Input:
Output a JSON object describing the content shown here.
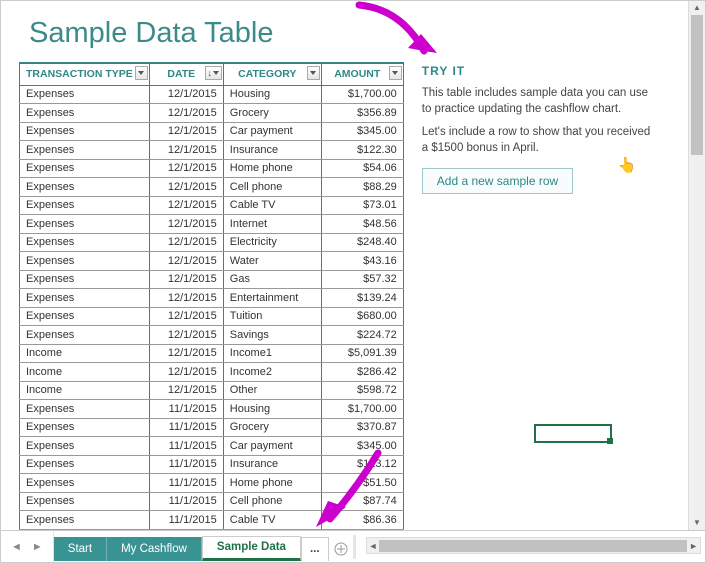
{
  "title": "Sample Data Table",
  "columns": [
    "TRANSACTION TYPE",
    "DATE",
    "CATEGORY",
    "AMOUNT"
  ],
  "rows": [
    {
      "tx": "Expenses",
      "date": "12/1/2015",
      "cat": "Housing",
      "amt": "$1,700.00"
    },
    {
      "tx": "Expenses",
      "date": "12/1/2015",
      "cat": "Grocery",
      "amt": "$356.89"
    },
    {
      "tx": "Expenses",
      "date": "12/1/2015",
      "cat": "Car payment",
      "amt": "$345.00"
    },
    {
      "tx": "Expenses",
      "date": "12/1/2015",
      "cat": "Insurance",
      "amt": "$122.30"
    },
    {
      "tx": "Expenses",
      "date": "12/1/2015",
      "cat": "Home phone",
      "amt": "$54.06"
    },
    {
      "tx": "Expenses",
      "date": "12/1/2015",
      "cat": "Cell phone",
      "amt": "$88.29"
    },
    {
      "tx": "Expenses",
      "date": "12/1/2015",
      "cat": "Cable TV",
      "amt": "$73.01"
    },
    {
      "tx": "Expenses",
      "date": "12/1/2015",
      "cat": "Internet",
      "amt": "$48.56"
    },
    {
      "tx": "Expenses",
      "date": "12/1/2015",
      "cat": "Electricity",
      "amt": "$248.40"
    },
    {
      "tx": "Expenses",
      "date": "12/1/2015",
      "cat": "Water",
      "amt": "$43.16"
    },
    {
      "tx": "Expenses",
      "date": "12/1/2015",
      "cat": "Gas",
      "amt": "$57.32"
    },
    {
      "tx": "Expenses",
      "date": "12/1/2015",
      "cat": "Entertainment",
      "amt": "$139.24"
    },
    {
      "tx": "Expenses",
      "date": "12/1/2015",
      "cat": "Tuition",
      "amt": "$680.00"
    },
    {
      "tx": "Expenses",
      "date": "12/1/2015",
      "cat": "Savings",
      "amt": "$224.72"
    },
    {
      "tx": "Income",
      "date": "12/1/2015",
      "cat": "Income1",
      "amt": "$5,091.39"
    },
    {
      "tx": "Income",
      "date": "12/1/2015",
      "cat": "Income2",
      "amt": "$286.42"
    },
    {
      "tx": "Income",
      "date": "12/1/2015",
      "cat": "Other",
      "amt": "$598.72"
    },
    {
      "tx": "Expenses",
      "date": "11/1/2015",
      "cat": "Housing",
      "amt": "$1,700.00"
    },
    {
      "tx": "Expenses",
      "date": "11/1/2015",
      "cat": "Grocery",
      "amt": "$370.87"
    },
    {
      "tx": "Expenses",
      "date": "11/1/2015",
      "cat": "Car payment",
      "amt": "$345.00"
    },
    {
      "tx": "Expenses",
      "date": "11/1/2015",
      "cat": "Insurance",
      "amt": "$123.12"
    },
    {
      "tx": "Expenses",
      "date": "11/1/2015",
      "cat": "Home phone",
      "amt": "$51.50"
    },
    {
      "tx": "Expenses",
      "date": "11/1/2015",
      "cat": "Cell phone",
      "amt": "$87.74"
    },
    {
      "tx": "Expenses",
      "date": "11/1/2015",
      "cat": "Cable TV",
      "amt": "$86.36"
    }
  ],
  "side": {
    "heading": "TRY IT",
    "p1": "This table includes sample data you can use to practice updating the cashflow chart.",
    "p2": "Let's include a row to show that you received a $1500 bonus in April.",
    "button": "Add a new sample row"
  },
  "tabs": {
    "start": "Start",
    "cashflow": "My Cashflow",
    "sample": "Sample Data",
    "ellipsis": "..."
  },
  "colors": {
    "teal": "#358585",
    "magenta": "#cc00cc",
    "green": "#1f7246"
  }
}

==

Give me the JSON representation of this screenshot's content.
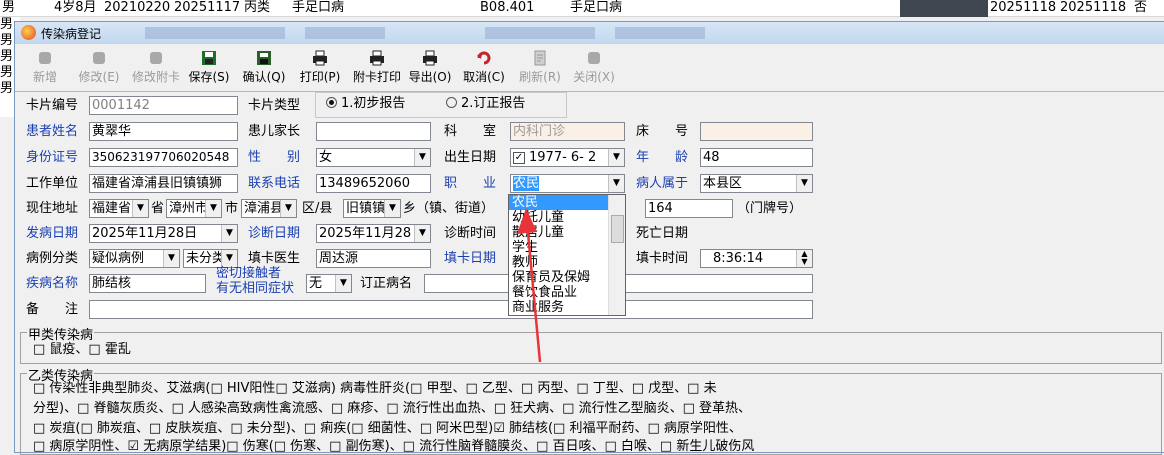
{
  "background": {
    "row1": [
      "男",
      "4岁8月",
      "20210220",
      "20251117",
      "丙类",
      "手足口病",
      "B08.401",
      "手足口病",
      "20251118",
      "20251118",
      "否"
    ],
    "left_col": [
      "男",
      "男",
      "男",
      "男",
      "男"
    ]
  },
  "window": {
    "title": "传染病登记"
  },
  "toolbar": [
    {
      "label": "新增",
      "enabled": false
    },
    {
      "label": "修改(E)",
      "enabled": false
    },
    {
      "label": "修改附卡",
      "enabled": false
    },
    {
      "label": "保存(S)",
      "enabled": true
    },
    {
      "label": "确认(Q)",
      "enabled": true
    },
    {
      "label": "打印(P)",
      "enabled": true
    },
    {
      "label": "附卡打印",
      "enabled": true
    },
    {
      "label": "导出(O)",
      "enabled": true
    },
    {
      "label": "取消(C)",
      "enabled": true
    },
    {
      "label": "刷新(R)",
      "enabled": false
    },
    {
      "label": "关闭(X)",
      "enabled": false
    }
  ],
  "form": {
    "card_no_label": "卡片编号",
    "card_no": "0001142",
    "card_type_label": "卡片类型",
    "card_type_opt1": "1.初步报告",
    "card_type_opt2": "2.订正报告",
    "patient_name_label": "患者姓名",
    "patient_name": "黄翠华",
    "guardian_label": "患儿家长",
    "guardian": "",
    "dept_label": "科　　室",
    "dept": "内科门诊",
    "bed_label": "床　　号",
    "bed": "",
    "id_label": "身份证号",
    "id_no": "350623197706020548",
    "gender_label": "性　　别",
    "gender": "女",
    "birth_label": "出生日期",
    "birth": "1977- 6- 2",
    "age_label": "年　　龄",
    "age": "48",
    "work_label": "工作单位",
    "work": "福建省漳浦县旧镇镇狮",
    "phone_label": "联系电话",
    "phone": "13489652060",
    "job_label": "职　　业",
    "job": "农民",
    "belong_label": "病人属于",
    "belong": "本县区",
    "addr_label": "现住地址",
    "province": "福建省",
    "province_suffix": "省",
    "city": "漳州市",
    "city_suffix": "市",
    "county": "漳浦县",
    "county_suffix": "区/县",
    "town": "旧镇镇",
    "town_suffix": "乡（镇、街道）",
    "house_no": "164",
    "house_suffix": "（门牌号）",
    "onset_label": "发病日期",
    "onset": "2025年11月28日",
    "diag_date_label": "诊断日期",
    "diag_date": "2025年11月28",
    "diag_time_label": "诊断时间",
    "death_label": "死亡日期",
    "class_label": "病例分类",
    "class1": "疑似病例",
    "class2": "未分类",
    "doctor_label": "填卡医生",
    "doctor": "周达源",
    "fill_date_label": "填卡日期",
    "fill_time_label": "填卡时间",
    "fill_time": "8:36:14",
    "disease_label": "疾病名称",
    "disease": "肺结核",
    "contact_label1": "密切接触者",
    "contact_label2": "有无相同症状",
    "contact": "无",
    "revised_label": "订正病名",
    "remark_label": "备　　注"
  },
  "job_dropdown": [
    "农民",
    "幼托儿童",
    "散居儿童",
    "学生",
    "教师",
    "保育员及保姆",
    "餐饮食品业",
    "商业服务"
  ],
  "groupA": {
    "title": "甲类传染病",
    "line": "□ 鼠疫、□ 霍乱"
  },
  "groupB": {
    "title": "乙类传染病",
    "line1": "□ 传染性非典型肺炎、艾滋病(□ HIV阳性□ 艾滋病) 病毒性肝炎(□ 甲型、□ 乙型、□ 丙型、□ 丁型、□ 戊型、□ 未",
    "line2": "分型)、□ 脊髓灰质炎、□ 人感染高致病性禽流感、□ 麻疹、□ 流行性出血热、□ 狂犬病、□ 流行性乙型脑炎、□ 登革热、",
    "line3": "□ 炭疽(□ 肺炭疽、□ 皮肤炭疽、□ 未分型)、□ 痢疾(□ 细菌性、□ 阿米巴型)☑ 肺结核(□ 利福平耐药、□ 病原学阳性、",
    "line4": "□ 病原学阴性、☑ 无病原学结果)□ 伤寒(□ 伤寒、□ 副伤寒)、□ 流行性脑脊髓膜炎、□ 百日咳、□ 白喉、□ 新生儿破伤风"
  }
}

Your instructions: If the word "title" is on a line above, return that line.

Problem solution:
  "title": "Sample Data Table",
    "title": "传染病登记"
    "title": "甲类传染病",
    "title": "乙类传染病",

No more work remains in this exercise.